■ THE TASK
Where does the word "Ctrl" show up in the records? Copy every line that holds it.

■ RECORDS TO PROCESS
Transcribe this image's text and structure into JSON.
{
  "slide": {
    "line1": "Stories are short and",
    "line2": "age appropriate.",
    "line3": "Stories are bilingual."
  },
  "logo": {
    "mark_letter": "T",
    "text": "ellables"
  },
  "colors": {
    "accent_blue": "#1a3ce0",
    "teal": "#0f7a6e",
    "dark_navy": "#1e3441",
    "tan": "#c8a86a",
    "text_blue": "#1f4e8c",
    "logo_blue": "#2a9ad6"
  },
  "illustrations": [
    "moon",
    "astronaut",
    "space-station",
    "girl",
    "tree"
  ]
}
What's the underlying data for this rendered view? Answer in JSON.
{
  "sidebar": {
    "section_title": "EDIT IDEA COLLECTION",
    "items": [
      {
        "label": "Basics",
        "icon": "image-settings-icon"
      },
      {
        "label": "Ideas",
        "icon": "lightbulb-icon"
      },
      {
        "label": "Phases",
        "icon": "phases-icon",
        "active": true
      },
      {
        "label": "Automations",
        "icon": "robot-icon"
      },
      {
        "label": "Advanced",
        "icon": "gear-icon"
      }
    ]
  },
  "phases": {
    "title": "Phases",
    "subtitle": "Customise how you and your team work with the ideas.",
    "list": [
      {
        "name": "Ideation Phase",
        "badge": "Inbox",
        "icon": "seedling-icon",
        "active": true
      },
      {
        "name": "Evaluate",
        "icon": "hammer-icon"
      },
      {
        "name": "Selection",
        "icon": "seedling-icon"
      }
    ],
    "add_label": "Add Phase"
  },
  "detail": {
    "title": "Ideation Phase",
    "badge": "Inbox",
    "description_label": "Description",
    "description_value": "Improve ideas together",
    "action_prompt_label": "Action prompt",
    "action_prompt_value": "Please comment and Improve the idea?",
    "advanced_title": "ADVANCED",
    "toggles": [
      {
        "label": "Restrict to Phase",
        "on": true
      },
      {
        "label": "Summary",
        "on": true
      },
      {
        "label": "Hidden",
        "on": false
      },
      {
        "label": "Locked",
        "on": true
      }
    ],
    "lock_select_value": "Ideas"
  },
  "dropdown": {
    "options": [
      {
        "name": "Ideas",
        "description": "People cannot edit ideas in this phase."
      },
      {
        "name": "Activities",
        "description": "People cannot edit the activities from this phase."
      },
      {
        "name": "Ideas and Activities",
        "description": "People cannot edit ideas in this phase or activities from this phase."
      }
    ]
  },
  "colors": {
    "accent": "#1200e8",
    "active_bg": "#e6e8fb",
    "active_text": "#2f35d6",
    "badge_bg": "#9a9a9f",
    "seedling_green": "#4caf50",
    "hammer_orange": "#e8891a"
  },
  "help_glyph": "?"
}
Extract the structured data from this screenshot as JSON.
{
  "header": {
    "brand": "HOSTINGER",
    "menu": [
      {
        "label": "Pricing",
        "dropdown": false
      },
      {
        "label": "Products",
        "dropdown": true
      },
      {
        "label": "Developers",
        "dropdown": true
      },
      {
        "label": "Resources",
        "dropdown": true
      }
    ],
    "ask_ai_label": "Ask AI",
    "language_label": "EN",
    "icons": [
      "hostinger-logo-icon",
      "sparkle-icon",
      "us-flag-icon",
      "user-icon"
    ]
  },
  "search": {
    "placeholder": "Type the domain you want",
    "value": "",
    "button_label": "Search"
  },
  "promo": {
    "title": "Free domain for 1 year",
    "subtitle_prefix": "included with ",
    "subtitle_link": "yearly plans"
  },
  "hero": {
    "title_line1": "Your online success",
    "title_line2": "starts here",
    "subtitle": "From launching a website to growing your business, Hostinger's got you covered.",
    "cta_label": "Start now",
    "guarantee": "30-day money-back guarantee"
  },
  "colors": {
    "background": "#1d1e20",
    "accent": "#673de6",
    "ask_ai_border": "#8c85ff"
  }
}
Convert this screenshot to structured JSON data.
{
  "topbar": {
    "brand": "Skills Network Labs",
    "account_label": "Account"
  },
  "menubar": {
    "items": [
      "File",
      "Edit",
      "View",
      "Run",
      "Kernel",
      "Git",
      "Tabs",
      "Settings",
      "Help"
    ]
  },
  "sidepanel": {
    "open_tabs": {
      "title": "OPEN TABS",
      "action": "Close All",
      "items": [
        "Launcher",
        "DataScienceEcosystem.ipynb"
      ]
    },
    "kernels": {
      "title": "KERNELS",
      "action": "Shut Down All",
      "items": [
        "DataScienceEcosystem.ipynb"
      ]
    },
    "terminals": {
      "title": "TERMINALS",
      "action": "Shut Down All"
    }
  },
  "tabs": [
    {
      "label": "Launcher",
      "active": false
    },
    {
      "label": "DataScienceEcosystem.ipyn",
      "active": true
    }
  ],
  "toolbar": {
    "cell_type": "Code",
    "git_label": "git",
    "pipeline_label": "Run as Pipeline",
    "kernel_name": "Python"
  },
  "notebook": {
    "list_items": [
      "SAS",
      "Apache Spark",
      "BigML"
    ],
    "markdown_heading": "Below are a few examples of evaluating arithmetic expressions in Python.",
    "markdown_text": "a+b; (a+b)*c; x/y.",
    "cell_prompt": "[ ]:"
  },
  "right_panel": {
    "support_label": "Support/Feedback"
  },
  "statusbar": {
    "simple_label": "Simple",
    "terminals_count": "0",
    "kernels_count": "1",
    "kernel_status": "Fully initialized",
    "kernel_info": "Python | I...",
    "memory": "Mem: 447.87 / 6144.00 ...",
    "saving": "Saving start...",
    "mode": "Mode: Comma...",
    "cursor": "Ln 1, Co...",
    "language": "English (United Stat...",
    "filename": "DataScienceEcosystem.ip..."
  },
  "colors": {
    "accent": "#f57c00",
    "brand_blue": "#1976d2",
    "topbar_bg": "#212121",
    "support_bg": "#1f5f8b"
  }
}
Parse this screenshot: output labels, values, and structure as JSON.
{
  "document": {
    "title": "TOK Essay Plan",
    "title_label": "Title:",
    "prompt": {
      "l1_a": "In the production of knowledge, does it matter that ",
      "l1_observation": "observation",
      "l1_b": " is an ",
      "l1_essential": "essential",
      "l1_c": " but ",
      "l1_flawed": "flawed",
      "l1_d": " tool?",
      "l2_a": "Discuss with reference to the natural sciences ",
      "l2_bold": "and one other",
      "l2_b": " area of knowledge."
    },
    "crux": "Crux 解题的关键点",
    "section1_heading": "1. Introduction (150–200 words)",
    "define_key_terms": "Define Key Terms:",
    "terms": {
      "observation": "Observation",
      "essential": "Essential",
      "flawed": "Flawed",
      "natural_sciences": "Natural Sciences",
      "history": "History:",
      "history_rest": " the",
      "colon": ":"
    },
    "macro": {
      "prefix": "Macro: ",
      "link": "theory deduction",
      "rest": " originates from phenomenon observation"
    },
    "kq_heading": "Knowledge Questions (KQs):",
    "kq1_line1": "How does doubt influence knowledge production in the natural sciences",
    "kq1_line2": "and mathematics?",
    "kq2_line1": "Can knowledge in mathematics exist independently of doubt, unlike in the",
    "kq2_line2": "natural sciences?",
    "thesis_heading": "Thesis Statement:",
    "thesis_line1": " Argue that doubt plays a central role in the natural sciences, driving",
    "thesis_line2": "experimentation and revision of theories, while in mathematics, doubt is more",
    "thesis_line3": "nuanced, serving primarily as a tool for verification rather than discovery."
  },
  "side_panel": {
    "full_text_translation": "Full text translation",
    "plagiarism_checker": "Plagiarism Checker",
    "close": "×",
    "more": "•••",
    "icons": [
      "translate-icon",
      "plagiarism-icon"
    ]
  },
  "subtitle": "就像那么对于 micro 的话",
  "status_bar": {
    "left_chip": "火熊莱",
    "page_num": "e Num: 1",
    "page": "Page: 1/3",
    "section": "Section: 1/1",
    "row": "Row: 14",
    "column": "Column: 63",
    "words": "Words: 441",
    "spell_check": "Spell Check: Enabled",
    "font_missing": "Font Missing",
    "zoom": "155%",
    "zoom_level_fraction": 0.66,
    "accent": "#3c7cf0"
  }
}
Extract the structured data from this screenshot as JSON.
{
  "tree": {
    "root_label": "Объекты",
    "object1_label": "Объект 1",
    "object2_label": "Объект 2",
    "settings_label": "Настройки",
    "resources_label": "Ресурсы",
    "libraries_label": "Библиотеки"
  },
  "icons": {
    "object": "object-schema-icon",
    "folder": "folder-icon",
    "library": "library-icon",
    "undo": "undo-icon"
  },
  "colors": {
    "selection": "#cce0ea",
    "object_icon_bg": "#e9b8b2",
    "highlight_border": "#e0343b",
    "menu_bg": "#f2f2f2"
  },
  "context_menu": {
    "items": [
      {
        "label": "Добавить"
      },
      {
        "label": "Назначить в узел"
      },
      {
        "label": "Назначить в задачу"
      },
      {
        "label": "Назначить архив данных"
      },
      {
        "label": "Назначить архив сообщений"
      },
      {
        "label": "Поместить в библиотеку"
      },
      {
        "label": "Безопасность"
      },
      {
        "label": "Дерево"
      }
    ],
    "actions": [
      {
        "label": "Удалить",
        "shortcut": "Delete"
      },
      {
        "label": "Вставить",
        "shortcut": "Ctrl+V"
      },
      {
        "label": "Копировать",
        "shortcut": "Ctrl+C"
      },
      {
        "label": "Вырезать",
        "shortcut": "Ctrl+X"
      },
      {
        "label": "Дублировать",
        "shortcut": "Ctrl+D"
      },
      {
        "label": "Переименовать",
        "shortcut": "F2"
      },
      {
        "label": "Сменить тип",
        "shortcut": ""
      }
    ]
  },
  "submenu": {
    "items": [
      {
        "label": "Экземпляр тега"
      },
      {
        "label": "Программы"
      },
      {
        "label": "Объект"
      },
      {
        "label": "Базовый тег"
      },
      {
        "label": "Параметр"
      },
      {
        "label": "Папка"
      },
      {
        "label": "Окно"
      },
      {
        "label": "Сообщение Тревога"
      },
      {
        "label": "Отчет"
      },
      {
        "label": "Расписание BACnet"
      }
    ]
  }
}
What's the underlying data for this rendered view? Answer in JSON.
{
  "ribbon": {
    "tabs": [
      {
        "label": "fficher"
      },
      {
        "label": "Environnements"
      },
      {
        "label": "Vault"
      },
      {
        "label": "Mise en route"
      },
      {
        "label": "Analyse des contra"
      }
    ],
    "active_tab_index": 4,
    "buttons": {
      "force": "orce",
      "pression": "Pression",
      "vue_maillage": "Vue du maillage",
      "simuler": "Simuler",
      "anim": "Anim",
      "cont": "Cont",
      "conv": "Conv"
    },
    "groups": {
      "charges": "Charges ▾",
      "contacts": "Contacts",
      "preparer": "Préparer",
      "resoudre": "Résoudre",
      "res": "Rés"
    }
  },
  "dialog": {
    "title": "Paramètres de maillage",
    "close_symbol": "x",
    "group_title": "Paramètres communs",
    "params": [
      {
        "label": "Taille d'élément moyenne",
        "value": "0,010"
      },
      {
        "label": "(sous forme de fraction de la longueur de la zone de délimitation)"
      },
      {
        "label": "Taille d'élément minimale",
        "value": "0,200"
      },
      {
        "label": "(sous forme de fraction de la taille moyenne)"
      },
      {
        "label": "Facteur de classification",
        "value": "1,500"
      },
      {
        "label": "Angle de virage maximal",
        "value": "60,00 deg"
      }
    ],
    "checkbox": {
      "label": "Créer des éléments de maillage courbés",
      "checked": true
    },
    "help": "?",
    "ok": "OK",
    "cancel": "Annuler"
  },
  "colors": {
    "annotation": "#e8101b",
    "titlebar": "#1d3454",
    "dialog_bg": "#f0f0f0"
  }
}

■ SOLUTION FOR THIS EXERCISE
        "shortcut": "Ctrl+V"
        "shortcut": "Ctrl+C"
        "shortcut": "Ctrl+X"
        "shortcut": "Ctrl+D"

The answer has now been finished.